to navigate, rather than to eliminate, its paradoxes. If "sticking
to your principles" and "changing the world"
seem conflicting goals, so be it; we nevertheless pursue them
both, exercising our judgment and sensitivity as to which
of these objectives should be emphasized in a given circumstance.
So one week we dwell on the Mattot aspect of galut,
regarding the challenges of its alien environment as something
to resist and repel - thereby strengthening our resistance
and hardening our inner resolve; and the next week we focus
on the Massei approach to exile, exploring the ways in which
our interaction with our galut environment serves to
elevate it and transform it into a holier and more G-dly place.
But what happens when Mattot and Massei unite into a single
Torah-reading? Then the "directive of the week"
is to integrate them both into a single approach to galut.
"Living with the times" in such a week means discovering
how your interaction with a hostile environment is not a challenge
to your values and convictions, but their strengthening and
their affirmation. It means discovering how your "toughness"
and intractability in your faith is not a hindrance to achievement
and creativity, but actually an aid in your endeavor to transform
the corner of the world to which you have been dispatched
on the mission to build a home for G-d.
Based on the Rebbe's talks on Shabbat Matot-Massei in
the years 5729 (1969), 5733 (1973), 5735 (1975) and 5746 (1986),
and on other occasions
Rabbi Naftali of Ropshitz once overheard two people engaged
in a bitter argument, which soon disintegrated into an exchange
of shouted insults.
"May I suggest," said the Chassidic rebbe to the
combatants, "that the two of you exchange roles. Instead
of broadcasting the other's defects and shortcomings, each
of you should announce his own.
"The net result would be the same - now, too, both
of you are being revile - but with two significant gains.
First of all, the insults will be more accurate, since a person
has far better knowledge of his own faults than of those of
his fellow. Secondly, it is a grave sin to insult a fellow
man, and a significantly less serious offense to embarrass
Adapted from the teachings of the Rebbe by Yanki Tauber
 The weekly parashah is read in full on Shabbat morning,
and in part on Mondays, Thursdays and (the previous) Shabbat
afternoon. An old Chassidic custom, publicized and propagated
by the previous Lubavitcher Rebbe, Rabbi Yosef Yitzchak
Shneerson (1880-1950), is to study a part of the weekly
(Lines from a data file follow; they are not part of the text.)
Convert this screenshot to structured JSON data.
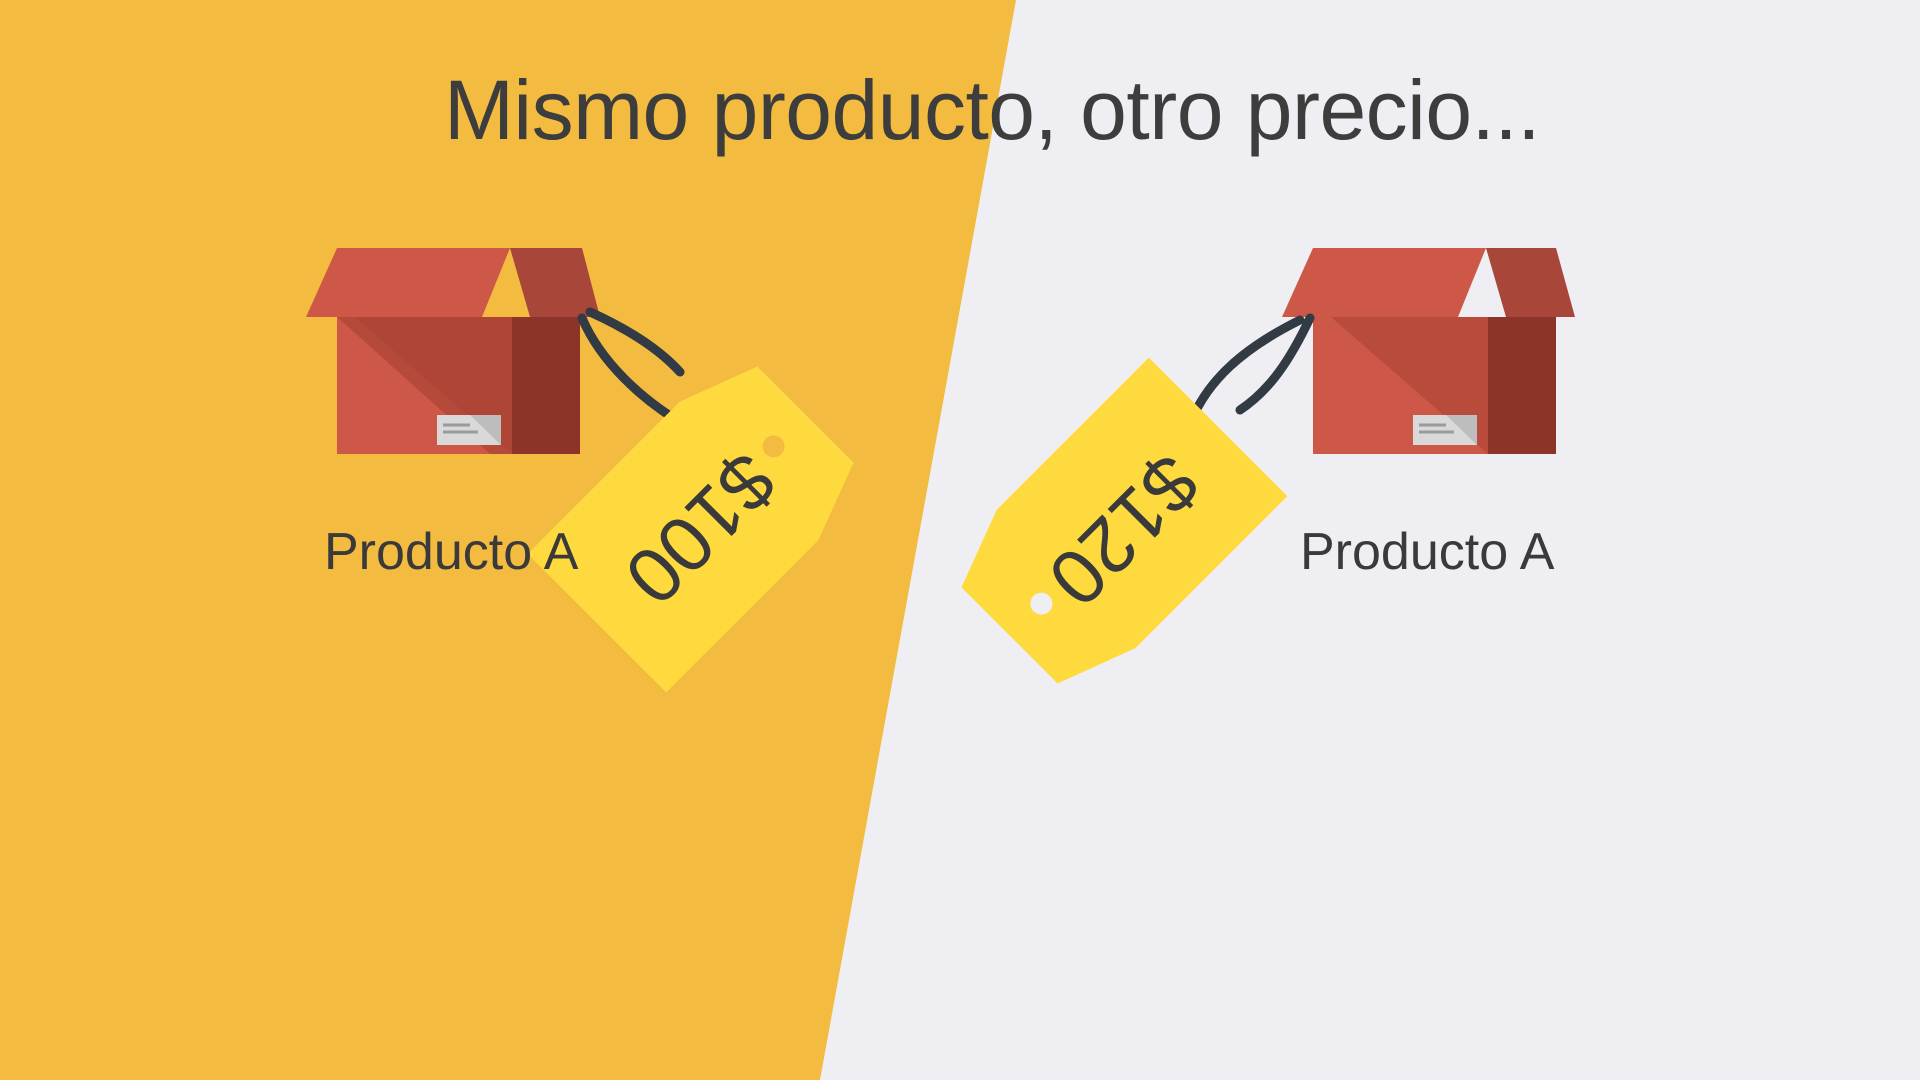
{
  "slide": {
    "title": "Mismo producto, otro precio...",
    "left": {
      "product_label": "Producto A",
      "price": "$100"
    },
    "right": {
      "product_label": "Producto A",
      "price": "$120"
    }
  },
  "colors": {
    "left_background": "#F3BC41",
    "right_background": "#EFEFF3",
    "box_front": "#CE5847",
    "box_shade": "#A84133",
    "box_side": "#8C332A",
    "box_lid": "#C9513F",
    "price_tag": "#FFDA3F",
    "string": "#323A44",
    "text": "#3D3D3D"
  },
  "icons": [
    "box-icon",
    "price-tag-icon"
  ]
}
parashah, together with Rashi's commentary, each
day, so that one completes the entire parashah in the course
of the week.
 The Jewish calendar year varies in length from as few as 353
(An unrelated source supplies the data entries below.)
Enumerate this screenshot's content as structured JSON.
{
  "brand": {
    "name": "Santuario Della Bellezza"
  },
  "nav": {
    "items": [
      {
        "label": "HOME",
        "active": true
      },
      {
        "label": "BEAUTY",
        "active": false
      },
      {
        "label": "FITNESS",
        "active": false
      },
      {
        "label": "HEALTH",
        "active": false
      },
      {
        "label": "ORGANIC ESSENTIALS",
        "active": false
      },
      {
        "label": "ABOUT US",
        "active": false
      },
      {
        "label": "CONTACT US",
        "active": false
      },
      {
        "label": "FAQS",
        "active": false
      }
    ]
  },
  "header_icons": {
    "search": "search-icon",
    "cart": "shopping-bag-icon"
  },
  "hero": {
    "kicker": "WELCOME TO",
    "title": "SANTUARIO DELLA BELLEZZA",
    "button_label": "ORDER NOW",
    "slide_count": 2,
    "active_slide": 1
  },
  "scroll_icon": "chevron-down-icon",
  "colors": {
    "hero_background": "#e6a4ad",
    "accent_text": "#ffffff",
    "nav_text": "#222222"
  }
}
to as many as 385 days (see Jewish Time, WIR, vol.
X, no. 25). Furthermore, when Shabbat coincides with a festival,
the festival reading, rather than the weekly parashah,
is read. So depending on the length of the year and the
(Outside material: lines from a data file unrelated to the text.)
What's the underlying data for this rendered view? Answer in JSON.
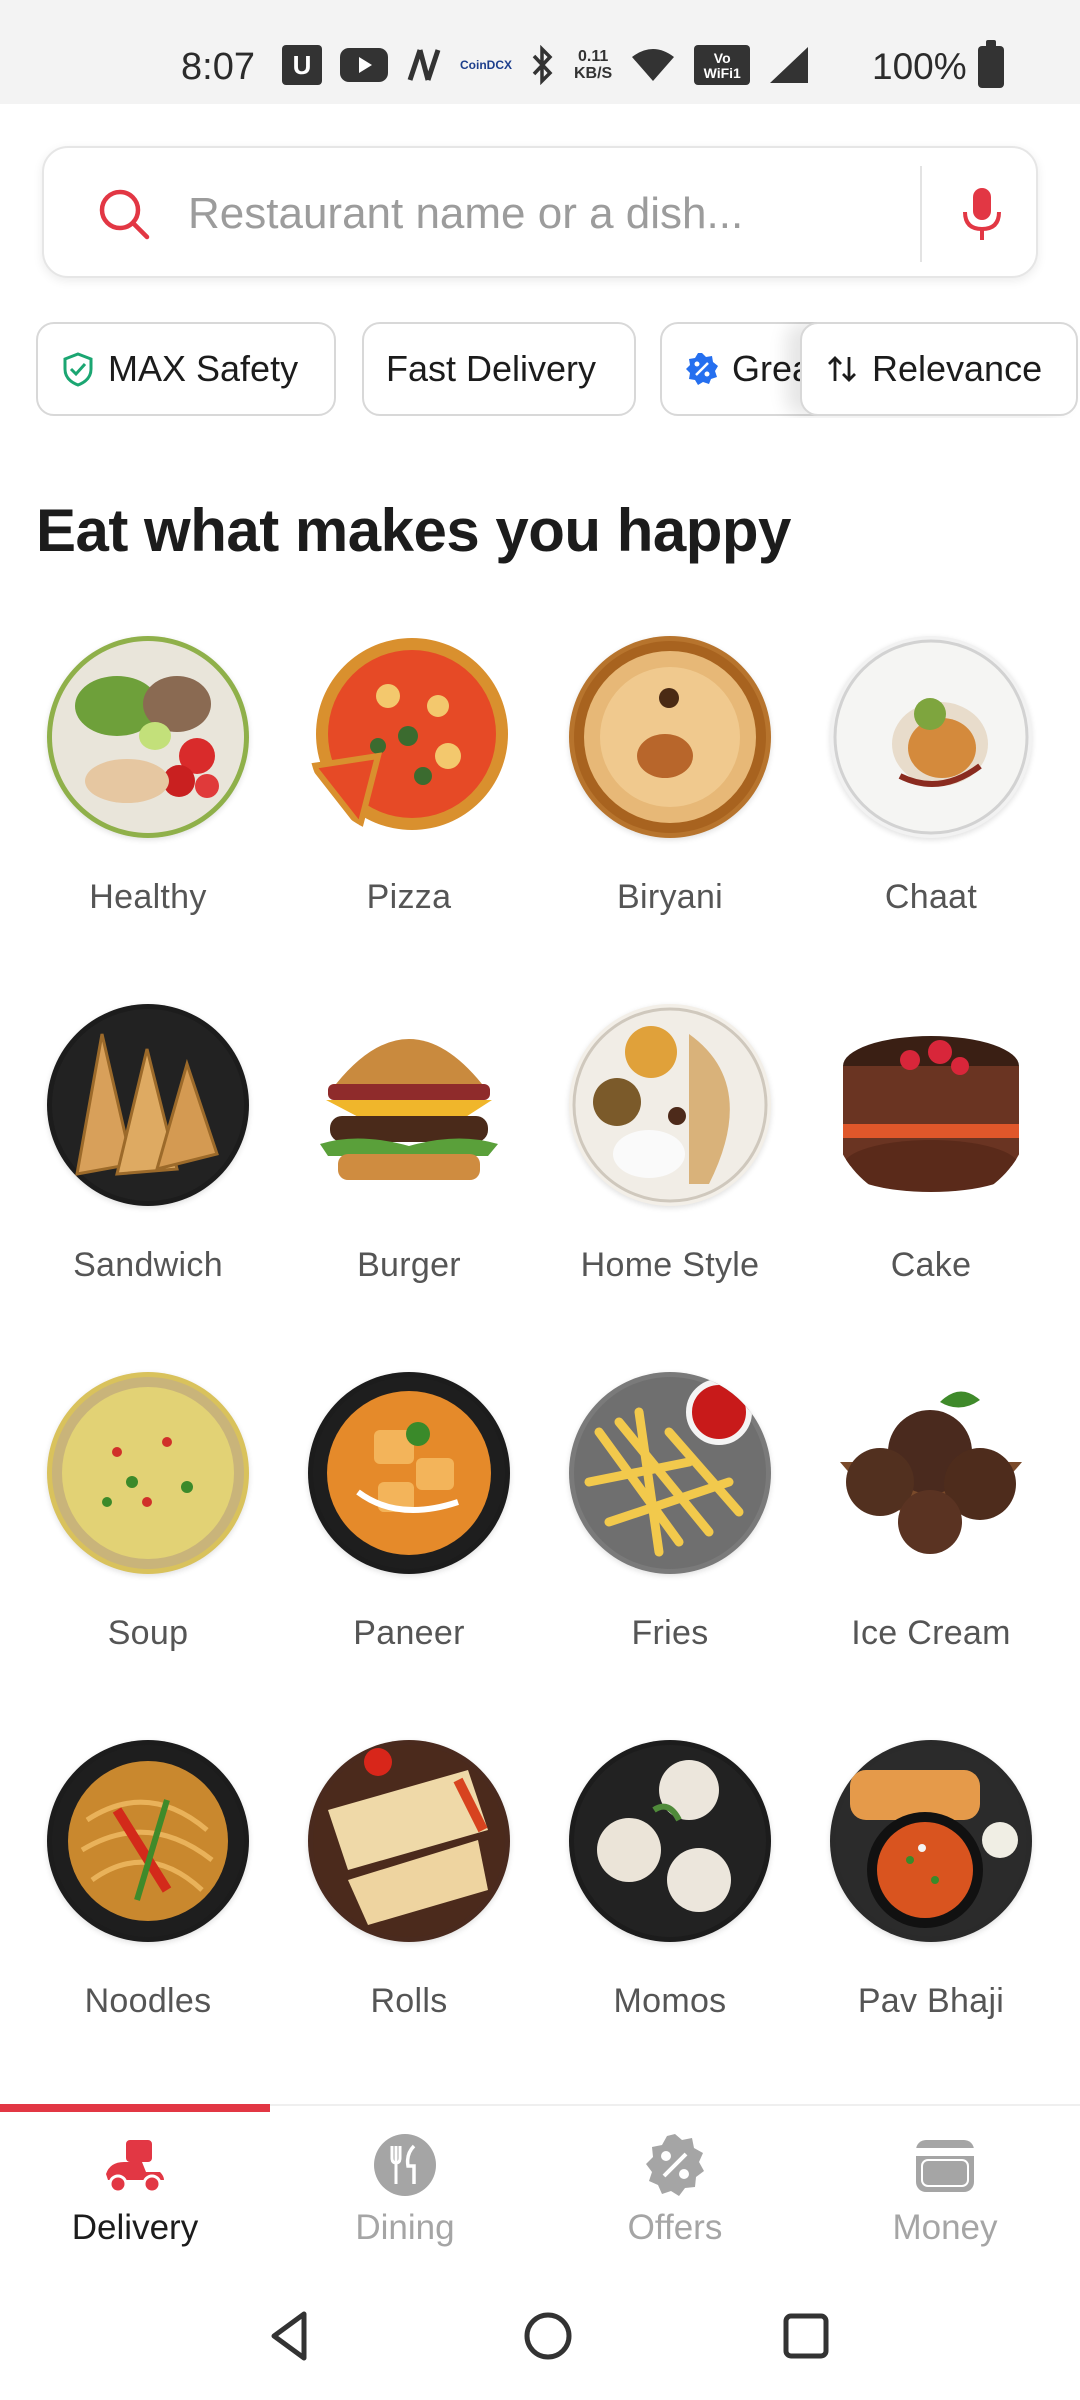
{
  "status_bar": {
    "time": "8:07",
    "network_speed_value": "0.11",
    "network_speed_unit": "KB/S",
    "battery": "100%",
    "notif_u": "U",
    "app_coindcx": "CoinDCX",
    "vowifi_line1": "Vo",
    "vowifi_line2": "WiFi1",
    "icons": [
      "u-icon",
      "youtube-icon",
      "n-icon",
      "coindcx-icon",
      "bluetooth-icon",
      "wifi-icon",
      "vowifi-icon",
      "signal-icon",
      "battery-icon"
    ]
  },
  "search": {
    "placeholder": "Restaurant name or a dish...",
    "value": ""
  },
  "filters": [
    {
      "label": "MAX Safety",
      "icon": "shield-check-icon"
    },
    {
      "label": "Fast Delivery"
    },
    {
      "label": "Great Offers",
      "icon": "discount-badge-icon"
    },
    {
      "label": "Relevance",
      "icon": "sort-arrows-icon"
    }
  ],
  "section_title": "Eat what makes you happy",
  "categories": [
    {
      "label": "Healthy"
    },
    {
      "label": "Pizza"
    },
    {
      "label": "Biryani"
    },
    {
      "label": "Chaat"
    },
    {
      "label": "Sandwich"
    },
    {
      "label": "Burger"
    },
    {
      "label": "Home Style"
    },
    {
      "label": "Cake"
    },
    {
      "label": "Soup"
    },
    {
      "label": "Paneer"
    },
    {
      "label": "Fries"
    },
    {
      "label": "Ice Cream"
    },
    {
      "label": "Noodles"
    },
    {
      "label": "Rolls"
    },
    {
      "label": "Momos"
    },
    {
      "label": "Pav Bhaji"
    }
  ],
  "bottom_nav": [
    {
      "label": "Delivery",
      "icon": "delivery-scooter-icon",
      "active": true
    },
    {
      "label": "Dining",
      "icon": "dining-cutlery-icon"
    },
    {
      "label": "Offers",
      "icon": "offers-percent-icon"
    },
    {
      "label": "Money",
      "icon": "wallet-icon"
    }
  ],
  "colors": {
    "brand": "#e23744",
    "inactive": "#a5a5a5",
    "text": "#1c1c1c"
  }
}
arrangement of its festival days vis-a-vis the days of the
week, a year may contain anywhere from 46 to 54 readings
in its annual Torah-reading cycle.
 Each parshah is divided into seven readings
(aliyot), for the seven individuals who are called
up to read from the Torah. On those weeks when a joint parshah
is read, the fourth aliyah begins in the first parshah
and ends in the second; emphasizing the fact that the two
parshiot now constitute a single parshah.
 See Shaloh, introduction to Parashat Vayeishev.
 Talmud, Sanhedrin 37a.
 See A Home for Twelve, WIR, vol. X, no. 26.
 The name of a thing being the sum of its essence
- see The Gap (WIR, vol. X, no. 39) and sources cited
 Talmud, Pesachim 87b.
 "Moses bequeathed the Torah and the mitzvot
only to the people of Israel ... and to whoever desires
to convert from the other nations ... but one who does not
desire to do so is not compelled to accept the Torah and
mitzvot. In addition, Moses commanded, in the name of G-d,
to compel all inhabitants of the world to accept the mitzvot
commanded to the children of Noah" (Mishneh Torah,
Laws of Kings 8:10). The universal Noachide mitzvot are:
belief in G-d; prohibitions against murder, theft, adultery
and incest, blasphemy, and cruelty to animals; and the establishment
of a legal and social justice system.
 Rabbeinu Bechayei and Ohr HaChaim on Numbers 33:1.
 Likkutei Sichot, vol. XVIII, pp. 378ff; ibid.,
vol. XXVIII, pp. 279ff.; et al.